(Saved data entries)

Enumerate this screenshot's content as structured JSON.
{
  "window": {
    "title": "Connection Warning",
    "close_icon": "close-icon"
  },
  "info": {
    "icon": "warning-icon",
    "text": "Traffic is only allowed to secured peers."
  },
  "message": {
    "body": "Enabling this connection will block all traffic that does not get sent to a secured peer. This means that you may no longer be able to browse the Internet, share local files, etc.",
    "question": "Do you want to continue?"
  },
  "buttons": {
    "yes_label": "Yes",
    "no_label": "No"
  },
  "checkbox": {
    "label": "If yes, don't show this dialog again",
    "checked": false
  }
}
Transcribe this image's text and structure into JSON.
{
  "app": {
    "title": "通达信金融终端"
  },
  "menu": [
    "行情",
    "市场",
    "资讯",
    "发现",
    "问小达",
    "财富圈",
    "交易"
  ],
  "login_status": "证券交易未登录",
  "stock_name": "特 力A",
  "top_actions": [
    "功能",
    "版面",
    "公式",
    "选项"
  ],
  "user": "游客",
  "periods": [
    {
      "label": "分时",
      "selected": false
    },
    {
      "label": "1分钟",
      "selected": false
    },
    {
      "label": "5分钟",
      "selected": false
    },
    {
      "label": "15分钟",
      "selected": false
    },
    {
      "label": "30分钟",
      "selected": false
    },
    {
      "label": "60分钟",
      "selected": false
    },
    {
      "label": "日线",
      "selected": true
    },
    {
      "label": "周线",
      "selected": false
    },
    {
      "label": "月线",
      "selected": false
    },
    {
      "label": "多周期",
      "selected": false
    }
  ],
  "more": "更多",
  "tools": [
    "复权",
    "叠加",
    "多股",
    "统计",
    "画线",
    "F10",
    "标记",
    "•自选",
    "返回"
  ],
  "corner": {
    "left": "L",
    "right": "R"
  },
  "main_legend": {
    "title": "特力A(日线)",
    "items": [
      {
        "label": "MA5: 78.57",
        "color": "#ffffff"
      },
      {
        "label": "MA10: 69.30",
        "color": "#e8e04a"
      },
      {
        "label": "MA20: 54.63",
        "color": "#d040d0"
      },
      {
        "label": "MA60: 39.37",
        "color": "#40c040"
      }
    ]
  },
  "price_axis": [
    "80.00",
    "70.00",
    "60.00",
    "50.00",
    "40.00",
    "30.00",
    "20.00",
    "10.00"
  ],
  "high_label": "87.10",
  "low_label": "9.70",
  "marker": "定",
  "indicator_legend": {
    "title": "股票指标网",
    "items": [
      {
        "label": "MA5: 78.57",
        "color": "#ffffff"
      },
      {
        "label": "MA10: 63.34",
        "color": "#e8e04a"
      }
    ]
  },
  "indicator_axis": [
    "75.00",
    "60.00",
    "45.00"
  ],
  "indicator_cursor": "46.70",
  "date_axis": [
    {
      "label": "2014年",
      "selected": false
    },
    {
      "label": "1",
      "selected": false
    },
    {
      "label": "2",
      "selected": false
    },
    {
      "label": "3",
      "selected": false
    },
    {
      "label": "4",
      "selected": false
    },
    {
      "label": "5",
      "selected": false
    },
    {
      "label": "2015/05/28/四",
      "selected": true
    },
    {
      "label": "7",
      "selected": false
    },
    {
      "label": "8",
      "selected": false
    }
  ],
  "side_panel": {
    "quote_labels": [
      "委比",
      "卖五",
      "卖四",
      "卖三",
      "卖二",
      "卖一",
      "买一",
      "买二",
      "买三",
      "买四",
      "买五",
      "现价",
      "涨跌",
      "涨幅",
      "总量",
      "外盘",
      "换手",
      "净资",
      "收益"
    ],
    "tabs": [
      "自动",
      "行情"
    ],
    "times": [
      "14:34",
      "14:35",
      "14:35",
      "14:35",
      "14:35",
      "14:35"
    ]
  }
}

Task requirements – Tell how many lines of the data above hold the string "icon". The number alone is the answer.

Reply – 2